Music pervades Middle Eastern societies. While traditional music remains popular in the Middle East, modern music reconciling Western and traditional Arabic styles, pop, and fusion are rapidly advancing in popularity. Lebanese musical pioneer Lydia Canaan is listed in the catalog of the Rock and Roll Hall of Fame and Museum's Library and Archives in Cleveland, Ohio, USA as the first rock star of the Middle East. Canaan fused Middle Eastern quarter notes and microtones with anglophone rock, innovating a unique style of world music.
Geographical varieties of Arabic music of Middle East
Geographical varieties of non-Arabic music of Middle East

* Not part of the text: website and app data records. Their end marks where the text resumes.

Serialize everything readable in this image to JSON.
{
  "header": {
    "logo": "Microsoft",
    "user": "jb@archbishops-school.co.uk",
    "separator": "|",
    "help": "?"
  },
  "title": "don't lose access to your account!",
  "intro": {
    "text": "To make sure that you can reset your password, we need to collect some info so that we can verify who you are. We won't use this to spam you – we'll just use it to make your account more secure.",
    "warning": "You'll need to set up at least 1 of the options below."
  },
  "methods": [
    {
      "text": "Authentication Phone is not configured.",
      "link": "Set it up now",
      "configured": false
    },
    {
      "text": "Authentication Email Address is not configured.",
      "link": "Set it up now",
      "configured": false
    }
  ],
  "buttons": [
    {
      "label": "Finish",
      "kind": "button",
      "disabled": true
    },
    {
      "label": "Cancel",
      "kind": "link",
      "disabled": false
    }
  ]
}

- Habib Hassan Touma - Review of Das arabische Tonsystem im Mittelalter by Liberty Manik. doi:10.2307/
- Pappé, I. The Modern Middle East, (London, 2005), p. 166-171.
- Erica Goode (May 1, 2008). "A Fabled Instrument, Suppressed in Iraq, Thrives in Exile". New York Times. (citing Grove Music Online)
- British Institute for the Study of Iraq, "Archived copy". Archived from the original on 2010-01-23. Retrieved 2010-04-20.
- The Oxford Journals: Music and Letters 1929 X(2):108-123; doi:10.1093/ml/X.2.108. Oxford University Press ©1929 
- Dr. Rashid, Subhi Anwar: The musical Instrument of Iraqi Maqam
- "Arabic Musical Instruments". Maqam World. Retrieved 4 August 2016.
- Carter, Terry; Dunston Lara (15 July 2008). "Arts". Lonely Planet Syria & Lebanon. Lonely Planet. Thomas Amelia (3 ed.). Lonely Planet. pp. 254–255. ISBN 978-1-74104-609-0. Retrieved 19 September 2009.
- Sheehan, Sean; Latif Zawiah (30 August 2007). "Arts". Lebanon. Cultures of the World (2 ed.). Marshall Cavendish Children's Books. p. 105. ISBN 978-0-7614-2081-1. Retrieved 19 September 2009.
- Rock and Roll Hall of Fame Library and Archives – Lydia Canaan Subject File
- O'Connor, Tom. "Lydia Canaan One Step Closer to Rock n' Roll Hall of Fame", The Daily Star, Beirut, April 27, 2016.
- Salhani, Justin. "Lydia Canaan: The Mideast’s First Rock Star", The Daily Star, Beirut, November 17, 2014.
- Livingstone, David. "A Beautiful Life; Or, How a Local Girl Ended Up With a Recording Contract in the UK and Who Has Ambitions in the U.S.", Campus, No. 8, p. 2, Beirut, February 1997.
- Ajouz, Wafik. "From Broumana to the Top Ten: Lydia Canaan, Lebanon's 'Angel' on the Road to Stardom", Cedar Wings, No. 28, p. 2, Beirut, July–August 1995.
- Aschkar, Youmna. "New Hit For Lydia Canaan", Eco News, No. 77, p. 2, Beirut, January 20, 1997.
- Sinclair, David. "Global Music Pulse", Billboard, New York, May 10, 1997.